Bobbi Sills highlights key takeaways from the CII’s recent environmental, social and governance webinars
The CII’s new environmental, social and governance (ESG) webinar series explores the key themes insurance professionals need to consider to drive meaningful change in the ESG space.
In the first of three webinars, members heard from stakeholders, both inside and outside of the profession, about the current ESG hot topics and key developments on the horizon for insurance professionals.
Here are four key takeaways:https://bit.ly/3pQZuqe
1. Insurers have a crucial role to play
Environmental issues such as climate change have accelerated interest in ESG in the past five to 10 years, and insurers have an integral part to play in the discussion, acknowledged Professor Jill Atkins, chair in financial management at the University of Sheffield.
Ms Atkins highlighted two key areas where ESG matters have increasingly come under the spotlight – institutional investing and claims.
She said: “Research shows ESG issues have a significant impact on the return institutional investors such as insurers gain from investing in companies. ESG does have a premium – if you invest in companies that adopt and integrate ESG policies, then it will improve financial performance.”
But Ms Atkins emphasised that the environmental side of the coin is as much to do with corporate governance as it is to do with social responsibility.
A key barrier for clients and customers is a fear of the unknown and not understanding how to interpret ESG in a way that supports businesses moving forward
Stakeholder accountability and integration of social and environmental issues should lie at the heart of any good governance model, noted Ms Atkins.
“There is a premium attached to companies for reasons such as reputational risk, but also in the way that they can attract employees as well as investors if they show they have good governance practices,” she said.
Ms Atkins’ view was shared by Peter Bosshard, global coordinator of Insure Our Future, who emphasised the importance of integrating ESG policy into every aspect of the business.
He said: “Historically, insurance companies addressed the ESG agenda in their own operations and in their supply chains, for example, by recycling paper and saving water and electricity.
“Now, we have a consensus that insurers need to embrace this agenda in their core business, in where they invest, how they invest, how they manage risk and what they underwrite.”
2. Breaking down barriers
While the hallmark of the past century was the digital revolution, the next 50 years will be all about the transition to ‘net zero’ and a greener economy, predicted Rebecca Scott, group chief operating officer at Howden Group.
As a profession, Ms Scott said insurance is the “engine in the car” when it comes to breaking down the barriers to positive change and building back better.
She noted: “A key barrier for clients and customers is a fear of the unknown and not understanding how to interpret ESG in a way that supports businesses moving forward.”
By continuing to build innovative products and transparently discussing ways of mitigating risk, insurers can lead the way in helping clients prepare for the future changes they will encounter.
“When we talk about breaking down barriers, it is really about creating a link from the last century to the next century, and the role that insurance as a sector has to play in that,” said Ms Scott.
3. Harnessing data
To develop a meaningful ESG agenda, Nikki Gwilliam-Beeharee, investor engagement lead at the World Benchmarking Alliance, said insurance professionals should harness the data that is already out there.

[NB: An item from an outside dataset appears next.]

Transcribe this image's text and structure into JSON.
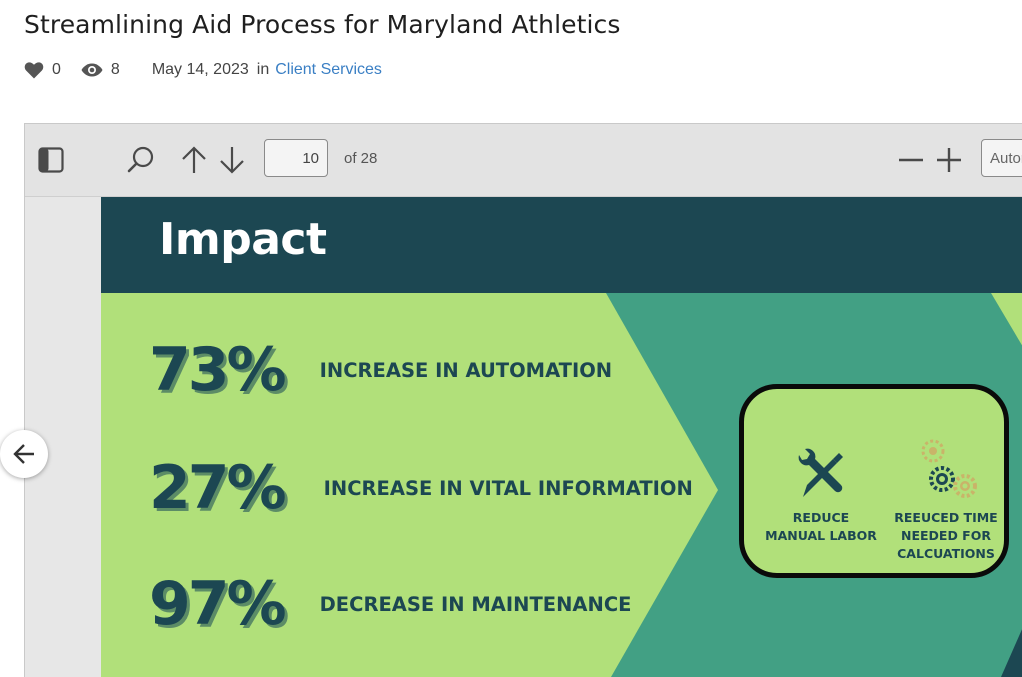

When it comes to understanding corporates and how they are managing their ESG impacts, a lot of the data has already been well developed, Ms Gwillian-Beeharee pointed out, so you do not need to worry about starting from scratch.
She said: “There are tools available through paid ESG research provider services and public datasets that exist around these topics, as well as publicly available information from the World Benchmarking Alliance, to make use of.”

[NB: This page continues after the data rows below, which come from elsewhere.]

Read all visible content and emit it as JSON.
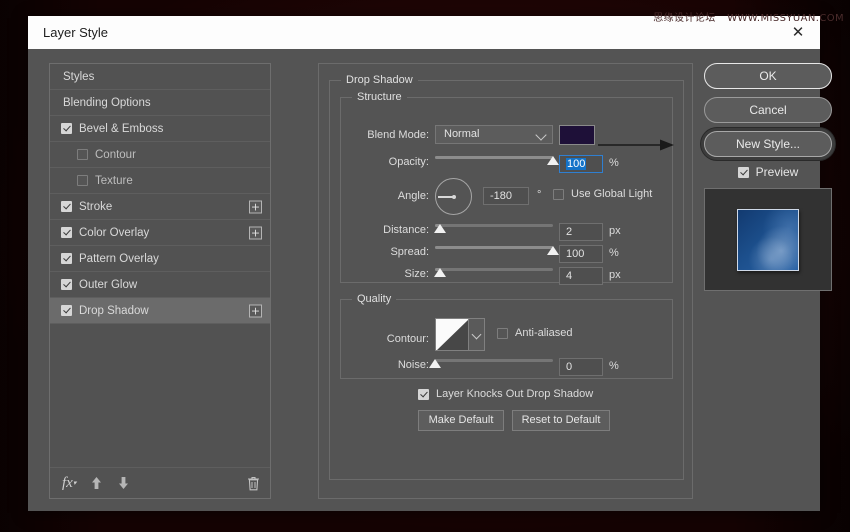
{
  "watermark": {
    "cn": "思缘设计论坛",
    "url": "WWW.MISSYUAN.COM"
  },
  "dialog": {
    "title": "Layer Style",
    "close_icon": "close-icon"
  },
  "styles_list": {
    "items": [
      {
        "label": "Styles",
        "type": "plain",
        "checked": null,
        "plus": false,
        "selected": false
      },
      {
        "label": "Blending Options",
        "type": "plain",
        "checked": null,
        "plus": false,
        "selected": false
      },
      {
        "label": "Bevel & Emboss",
        "type": "check",
        "checked": true,
        "plus": false,
        "selected": false
      },
      {
        "label": "Contour",
        "type": "indent",
        "checked": false,
        "plus": false,
        "selected": false
      },
      {
        "label": "Texture",
        "type": "indent",
        "checked": false,
        "plus": false,
        "selected": false
      },
      {
        "label": "Stroke",
        "type": "check",
        "checked": true,
        "plus": true,
        "selected": false
      },
      {
        "label": "Color Overlay",
        "type": "check",
        "checked": true,
        "plus": true,
        "selected": false
      },
      {
        "label": "Pattern Overlay",
        "type": "check",
        "checked": true,
        "plus": false,
        "selected": false
      },
      {
        "label": "Outer Glow",
        "type": "check",
        "checked": true,
        "plus": false,
        "selected": false
      },
      {
        "label": "Drop Shadow",
        "type": "check",
        "checked": true,
        "plus": true,
        "selected": true
      }
    ],
    "footer": {
      "fx_icon": "fx-icon",
      "up_icon": "move-up-icon",
      "down_icon": "move-down-icon",
      "delete_icon": "trash-icon"
    }
  },
  "panel": {
    "effect_title": "Drop Shadow",
    "structure": {
      "title": "Structure",
      "blend_mode": {
        "label": "Blend Mode:",
        "value": "Normal"
      },
      "shadow_color": "#1e1038",
      "opacity": {
        "label": "Opacity:",
        "value": "100",
        "unit": "%",
        "percent": 100,
        "focused": true
      },
      "angle": {
        "label": "Angle:",
        "value": "-180",
        "unit": "°",
        "degrees": -180
      },
      "use_global_light": {
        "label": "Use Global Light",
        "checked": false
      },
      "distance": {
        "label": "Distance:",
        "value": "2",
        "unit": "px",
        "percent": 4
      },
      "spread": {
        "label": "Spread:",
        "value": "100",
        "unit": "%",
        "percent": 100
      },
      "size": {
        "label": "Size:",
        "value": "4",
        "unit": "px",
        "percent": 4
      }
    },
    "quality": {
      "title": "Quality",
      "contour": {
        "label": "Contour:",
        "preset": "linear"
      },
      "anti_aliased": {
        "label": "Anti-aliased",
        "checked": false
      },
      "noise": {
        "label": "Noise:",
        "value": "0",
        "unit": "%",
        "percent": 0
      }
    },
    "knockout": {
      "label": "Layer Knocks Out Drop Shadow",
      "checked": true
    },
    "make_default": "Make Default",
    "reset_default": "Reset to Default"
  },
  "actions": {
    "ok": "OK",
    "cancel": "Cancel",
    "new_style": "New Style...",
    "preview": {
      "label": "Preview",
      "checked": true
    }
  }
}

Ms Atkins agreed that continuous training on ESG matters is key for professional development, but added that knowing where to start and avoiding information overload is often a barrier: “ESG is such a proliferation at the moment, which can lead to masses of information.”
She continued: “I would advise looking at the work of the Principles of Responsible Investment whose online resources highlight key ESG issues.”
4. Supporting employees
As part of the request-for-proposal process, businesses are increasingly being asked to report on what they are doing in terms of corporate social responsibility (CSR), noted Ms Scott.
She said: “The questions we are being asked force us to think about the social factors, for example the work of our charities and foundations, as well as what we are doing to support our employees in their working environments.”
Mr Bosshard agreed that CSR often starts from the inside out, emphasising the value of employees within a business.
He added: “We have seen very rapid momentum in insurers shifting away from coal, with 35 major insurers making the switch to more renewable energies. Employees have been critical in this process.
“The feedback we have heard from several companies is that the opinion of their employees who wanted to be part of the climate solution was an essential driver in the decision to move away from coal.
“The opinion of employees matters – they are an insurer’s most important asset,” he concluded.
Upcoming ESG webinars from the CII include:
Insurance and ESG: What Do Stakeholders Think? https://bit.ly/3pQZuqe
ESG Metrics: Who’s Measuring What? https://bit.ly/3oIAa6e
Insurance and ESG: Now and Next https://bit.ly/3lQBqSQ
Bobbi Sills is communications executive of the CII